Adjective "mastery" definition and examples

(Mastery may not be an adjective, but it can be used as an adjective, click here to find out.)

Pronunciation

/ˈmɑːst(ə)ri/

Definitions and examples

noun

Comprehensive knowledge or skill in a particular subject or activity.
  1. 'His quest for knowledge and mastery extends beyond the proper way to run a slant pattern, although he could tell you that, step by step.'
  2. 'It would be good if there were more people with real mastery of other subjects.'
  3. 'Thus, additional practice and greater skill mastery is recommended in preparation for night diving activities.'
  4. 'Yet mastery of some knowledge and the art of control is the secret of success.'
  5. 'The multiple-choice questions do not give the opportunity for the student to convey his mastery on the subject.'
  6. 'This narrative voice challenges our desire for mastery of knowledge.'
  7. 'This demonstrates how dichotomous scoring cannot reward students for less than full knowledge or mastery of the content area.'
  8. 'Their enthusiastic presentation demonstrated their mastery of the subject and of the skills necessary to execute their projects.'
  9. 'By using this example, I do not mean to suggest that mastery of technical skill is not important, only that it is not sufficient.'
  10. 'You can move people from the basic level of just knowing how to do something to real mastery of the subject.'
  11. 'a child's mastery of language'
  12. 'In this scenario, your mastery of the English language will do you no good.'
  13. 'His mastery of the English language has often been in dispute but ‘Chronicles’ will surely put an end to the debate.'
  14. 'As children gain mastery in real skills, they should take pride in their accomplishments.'
  15. 'The primary focus of the sessions is to increase the mastery of the English language.'
  16. 'The audience responded the way it would to any foreigner, whose mastery of the language could be restricted to the pleasantries.'
  17. 'For one so young, her mastery over this archaic tongue was surprising.'
  18. 'The requirement that you prove your mastery of the Bulgarian language has, as reported in The Sofia Echo some time ago, been removed.'
  19. 'It is in the early years that languages can most easily be learned, and the mastery of a second language makes that of a third even easier.'
  20. 'The mastery of at least two languages as well as the mother tongue is essential to secure the future of British society.'
Control or superiority over someone or something.
  1. 'The pioneer legend had asserted human mastery over nature; ‘wilderness’ asserted the moral claim of nature over humans.'
  2. 'The development of agriculture allowed for our increasing mastery over nature.'
  3. 'Thus, these are terms applied to the geographic extent of achieving zero incidence, not to the degree of our mastery over the pathogen.'
  4. 'Every inhabitant of the city, however great or humble, seeks to achieve some measure of mastery over it.'
  5. 'He wanted obedience and he wanted mastery over the boy.'
  6. 'The calmness combined with the mask's ability gave him an unprecedented level of power and mastery over the stones.'
  7. 'The practice of Yoga is more or less physical in nature, through chanting, breathing and other exercises one tries to achieve physical mastery over the body.'
  8. 'He is seated on a tiger skin, a symbol of power, showing his mastery over the animal world.'
  9. 'A discipline and some mastery over one's own mood are indispensable.'
  10. 'The excitement comes from its depiction of mastery over the void, made possible by the invention of a new skin - the space suit.'

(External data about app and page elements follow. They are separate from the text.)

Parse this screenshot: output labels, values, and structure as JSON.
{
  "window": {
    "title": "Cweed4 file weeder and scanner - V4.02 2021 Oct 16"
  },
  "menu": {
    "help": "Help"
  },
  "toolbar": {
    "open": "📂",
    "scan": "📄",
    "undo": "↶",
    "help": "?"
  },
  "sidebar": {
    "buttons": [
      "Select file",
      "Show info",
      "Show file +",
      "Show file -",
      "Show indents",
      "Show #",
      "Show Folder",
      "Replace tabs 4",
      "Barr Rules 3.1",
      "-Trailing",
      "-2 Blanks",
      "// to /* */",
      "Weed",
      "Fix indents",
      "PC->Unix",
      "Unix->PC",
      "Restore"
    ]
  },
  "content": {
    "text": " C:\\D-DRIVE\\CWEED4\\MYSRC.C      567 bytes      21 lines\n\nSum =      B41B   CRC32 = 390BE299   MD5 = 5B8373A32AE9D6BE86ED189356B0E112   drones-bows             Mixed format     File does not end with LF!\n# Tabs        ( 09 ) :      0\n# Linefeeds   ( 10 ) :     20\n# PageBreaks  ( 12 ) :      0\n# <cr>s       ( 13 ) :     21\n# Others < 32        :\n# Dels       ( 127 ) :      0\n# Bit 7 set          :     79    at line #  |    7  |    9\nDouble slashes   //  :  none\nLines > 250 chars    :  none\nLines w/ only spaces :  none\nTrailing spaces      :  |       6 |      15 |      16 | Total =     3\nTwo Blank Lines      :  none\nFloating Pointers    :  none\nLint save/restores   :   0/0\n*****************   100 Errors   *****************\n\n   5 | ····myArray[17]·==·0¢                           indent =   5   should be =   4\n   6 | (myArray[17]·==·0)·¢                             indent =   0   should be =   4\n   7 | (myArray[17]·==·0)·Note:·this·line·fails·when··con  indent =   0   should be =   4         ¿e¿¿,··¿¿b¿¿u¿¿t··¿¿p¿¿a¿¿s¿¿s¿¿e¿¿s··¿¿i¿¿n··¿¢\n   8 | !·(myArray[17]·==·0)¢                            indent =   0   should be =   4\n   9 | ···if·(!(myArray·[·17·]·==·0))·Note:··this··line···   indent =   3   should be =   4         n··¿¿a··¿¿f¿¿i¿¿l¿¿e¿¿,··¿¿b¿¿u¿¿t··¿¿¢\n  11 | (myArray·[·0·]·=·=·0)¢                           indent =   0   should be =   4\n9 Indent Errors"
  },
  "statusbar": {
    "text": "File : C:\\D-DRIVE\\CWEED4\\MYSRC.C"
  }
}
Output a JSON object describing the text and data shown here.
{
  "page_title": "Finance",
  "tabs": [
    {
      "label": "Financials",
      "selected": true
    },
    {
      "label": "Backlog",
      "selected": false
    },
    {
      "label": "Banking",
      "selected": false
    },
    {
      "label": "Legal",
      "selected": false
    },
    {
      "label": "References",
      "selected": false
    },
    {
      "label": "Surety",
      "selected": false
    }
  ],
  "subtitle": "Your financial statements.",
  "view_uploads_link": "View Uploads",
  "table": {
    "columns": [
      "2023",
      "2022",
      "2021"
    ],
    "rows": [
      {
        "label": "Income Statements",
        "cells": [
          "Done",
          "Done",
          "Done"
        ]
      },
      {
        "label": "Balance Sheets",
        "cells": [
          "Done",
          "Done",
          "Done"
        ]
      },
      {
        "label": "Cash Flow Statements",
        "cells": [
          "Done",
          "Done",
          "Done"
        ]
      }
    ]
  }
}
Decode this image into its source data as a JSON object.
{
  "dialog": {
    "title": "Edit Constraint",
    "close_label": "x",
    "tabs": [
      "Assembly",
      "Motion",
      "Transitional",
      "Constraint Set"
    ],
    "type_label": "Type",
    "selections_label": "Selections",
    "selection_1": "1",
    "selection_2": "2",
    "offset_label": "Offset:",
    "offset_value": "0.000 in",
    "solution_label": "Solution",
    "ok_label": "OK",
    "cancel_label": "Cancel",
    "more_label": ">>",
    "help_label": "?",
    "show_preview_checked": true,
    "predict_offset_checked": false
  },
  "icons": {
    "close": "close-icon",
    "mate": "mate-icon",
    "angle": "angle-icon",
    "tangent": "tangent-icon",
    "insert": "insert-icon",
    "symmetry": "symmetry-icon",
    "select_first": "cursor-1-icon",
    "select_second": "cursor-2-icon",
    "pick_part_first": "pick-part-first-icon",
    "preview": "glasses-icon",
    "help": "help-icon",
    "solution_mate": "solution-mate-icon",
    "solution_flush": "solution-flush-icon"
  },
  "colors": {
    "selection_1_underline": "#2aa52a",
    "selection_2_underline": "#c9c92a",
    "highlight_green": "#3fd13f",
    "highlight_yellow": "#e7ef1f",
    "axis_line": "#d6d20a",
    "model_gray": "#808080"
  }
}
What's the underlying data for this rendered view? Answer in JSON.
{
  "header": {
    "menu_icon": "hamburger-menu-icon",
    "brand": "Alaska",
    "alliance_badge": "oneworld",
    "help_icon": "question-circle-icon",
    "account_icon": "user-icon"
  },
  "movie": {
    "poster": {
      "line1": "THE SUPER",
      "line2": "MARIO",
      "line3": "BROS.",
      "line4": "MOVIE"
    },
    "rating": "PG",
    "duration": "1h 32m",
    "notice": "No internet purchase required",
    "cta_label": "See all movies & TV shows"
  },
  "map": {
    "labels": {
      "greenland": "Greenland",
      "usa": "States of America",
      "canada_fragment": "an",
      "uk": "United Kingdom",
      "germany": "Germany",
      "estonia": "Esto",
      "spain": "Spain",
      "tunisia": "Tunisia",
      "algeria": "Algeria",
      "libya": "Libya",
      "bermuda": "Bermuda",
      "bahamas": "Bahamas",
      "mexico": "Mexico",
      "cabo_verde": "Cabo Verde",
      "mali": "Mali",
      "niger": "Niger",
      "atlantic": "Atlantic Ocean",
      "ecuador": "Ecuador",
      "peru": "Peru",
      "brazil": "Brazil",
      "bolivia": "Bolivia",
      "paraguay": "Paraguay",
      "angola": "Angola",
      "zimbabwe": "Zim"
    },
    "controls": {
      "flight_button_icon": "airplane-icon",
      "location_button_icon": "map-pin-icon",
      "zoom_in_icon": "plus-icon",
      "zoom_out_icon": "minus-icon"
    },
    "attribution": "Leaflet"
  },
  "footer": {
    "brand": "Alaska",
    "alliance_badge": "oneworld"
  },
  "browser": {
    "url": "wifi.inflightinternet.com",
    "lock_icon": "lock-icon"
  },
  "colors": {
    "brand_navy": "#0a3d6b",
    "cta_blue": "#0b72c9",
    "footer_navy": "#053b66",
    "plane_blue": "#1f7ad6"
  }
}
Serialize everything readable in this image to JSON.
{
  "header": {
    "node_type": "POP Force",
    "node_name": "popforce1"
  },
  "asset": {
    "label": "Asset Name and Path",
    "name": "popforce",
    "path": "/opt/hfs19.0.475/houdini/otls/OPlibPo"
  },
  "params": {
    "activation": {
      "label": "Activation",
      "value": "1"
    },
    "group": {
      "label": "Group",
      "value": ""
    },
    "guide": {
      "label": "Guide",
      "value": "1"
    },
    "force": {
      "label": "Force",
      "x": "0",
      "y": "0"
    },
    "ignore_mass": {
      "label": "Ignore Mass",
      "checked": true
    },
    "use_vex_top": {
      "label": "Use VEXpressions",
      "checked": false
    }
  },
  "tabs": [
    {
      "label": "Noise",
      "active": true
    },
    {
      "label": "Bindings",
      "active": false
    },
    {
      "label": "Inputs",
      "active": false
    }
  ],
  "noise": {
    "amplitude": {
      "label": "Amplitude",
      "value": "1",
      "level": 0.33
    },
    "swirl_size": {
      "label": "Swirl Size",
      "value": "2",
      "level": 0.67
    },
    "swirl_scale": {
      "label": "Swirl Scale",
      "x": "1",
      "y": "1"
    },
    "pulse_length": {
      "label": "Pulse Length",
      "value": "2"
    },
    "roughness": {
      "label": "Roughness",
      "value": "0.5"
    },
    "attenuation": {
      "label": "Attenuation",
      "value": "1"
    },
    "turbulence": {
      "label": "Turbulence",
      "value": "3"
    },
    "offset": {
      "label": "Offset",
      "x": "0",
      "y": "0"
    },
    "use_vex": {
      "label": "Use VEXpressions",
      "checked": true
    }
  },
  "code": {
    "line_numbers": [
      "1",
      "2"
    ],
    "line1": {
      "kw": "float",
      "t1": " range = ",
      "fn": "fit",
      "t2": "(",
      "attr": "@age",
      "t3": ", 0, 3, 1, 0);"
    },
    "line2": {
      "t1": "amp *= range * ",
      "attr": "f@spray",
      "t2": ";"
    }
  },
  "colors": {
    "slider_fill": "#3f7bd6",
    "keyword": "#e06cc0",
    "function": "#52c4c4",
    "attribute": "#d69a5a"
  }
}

More definitions

noun, plural masteries for 1,

4.

1. command or grasp, as of a subject: a mastery of Italian.

2. superiority or victory: mastery over one's enemies.

3. the act of mastering.

4. expert skill or knowledge.

5. the state of being master; power of command or control.

Origin

Middle English: from Old French maistrie, from maistre ‘master’.